that he hath, he cannot be my disciple. IN the 26th verse of this chapter, we find our Lord telling the great multitudes that followed him upon account of the many beneficial miracles he wrought, If any man come to me, and hate not his father, and mother, and wife, and children, and brethren, and sisters, yea, and his own life also, he cannot be my disciple: that is, not absolutely hate them, (which is so barbarous and unnatural, and so impious too, that Christ could never mean it in that sense,) but as the parallel place, Matt. x. 37, teaches us to understand it, He that loveth father or mother, or son or daughter, more than me, is not worthy of me : and the same is to be understood of our life too. And ver. 38. Whosoever doth not bear his

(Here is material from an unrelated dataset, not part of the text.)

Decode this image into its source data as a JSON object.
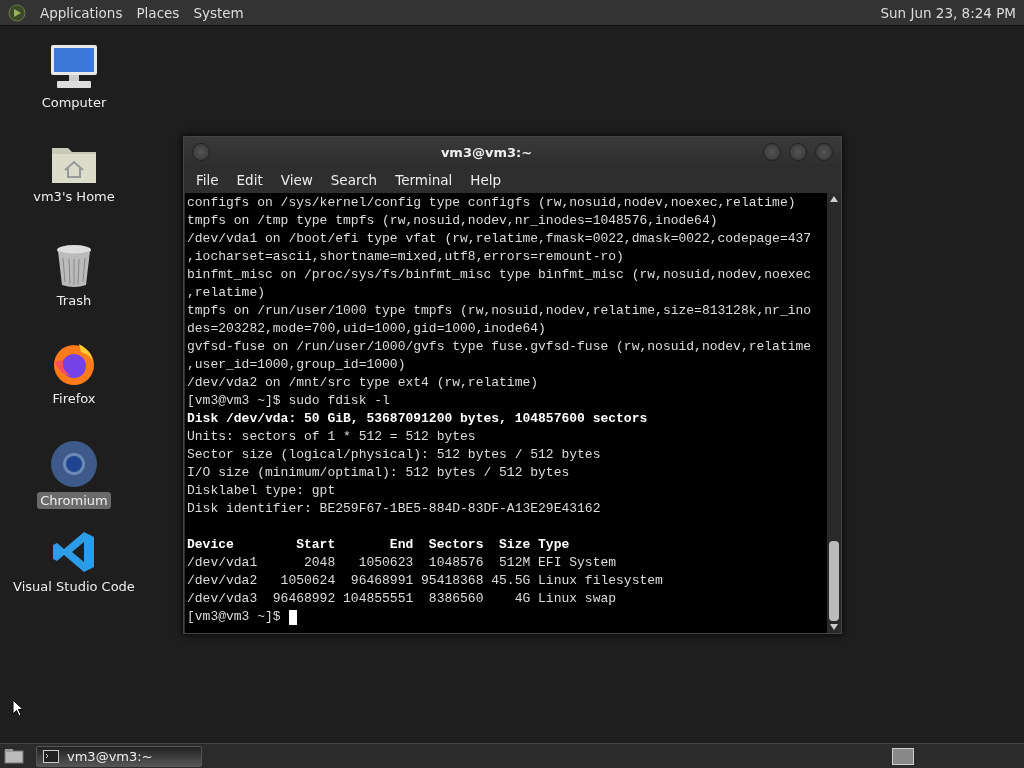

BRAGGE, VOL. III.
cross, and come after me, cannot be my disciple; or as St. Mark hath it, Whosoever will come after me, let him deny himself, and take up his cross, and follow mea : that is, as it is in the close of this parable, Whosoever he be of you, that forsaketh not all that he hath, or is not ready in preparation of mind to do so, whenever I shall call him to it, but will prefer any thing before me and my service, whether it be his nearest relations, his own flesh and blood, any thing that is most dear to him in this world, and will not be content to bear the cross too, to suffer affliction and persecution, and lose his very life for my sake, cannot be my disciple.
Now this our Lord thought fit to tell the people, that in such vast numbers crowded after him, not to discourage them from believing in him, and affright them from embracing his doctrine, and giving themselves up to his discipline, which he so earnestly invited all that heard him to submit to; but that they might not deceive themselves with expecting great worldly advantages from being his followers, (as they were very prone to do,) and have a right notion of the nature and design of the religion he taught: which was to wean men from this perishing world, and fit and prepare them for heaven; and likewise to warn them beforehand of the ill treatment they would meet with here, and that purely for their being his disciples; that so they might not be too much surprised when it came, nor tempted to desert him by reason of it, but bear it with patience and constancy; and which whosoever did not should not be owned by him, nor esteemed as worthy of him. He dealt thus plainly with them, that they
a Mark viii. 34.
might know what they had to trust to, if they became his disciples, and what as such he expected from them; that so if they were resolved to follow him, they might do it sincerely and considerately, and with souls ready armed against all difficulties, and prepared for the worst that could come upon them for his sake. And to shew how needful it was for him to tell them the truth in this matter, and for them seriously to weigh and consider it, he spoke the parables above recited ; namely, Which of you intending to build a tower, sitteth not down first and counteth the cost, &c. Or what king going to war against another king, sitteth not down first and consulteth, &c. And as in these and all other cases of like nature no man can hope to proceed successfully by rashly venturing upon any thing without previous mature consideration, and a man must revolve in his mind by what means he may best attain what he aims at, and think whether he is able to go thorough with this or that design before he meddles with it, if he would have it end prosperously and well, and not expose himself to shame and ruin; so in the great concern of religion we must sit down and consult and consider, and proceed warily and prudently, that we may be able effectually to do the duties of it, (expressed here by building a tower,) and as effectually to resist all temptations to the contrary, (expressed by one king's meeting with ten thousand another that comes against him with twenty.) And he that takes so wise a course as this need not doubt of finishing his great undertaking successfully.
Having thus shewn the true meaning and design of these parables, we shall, in discoursing upon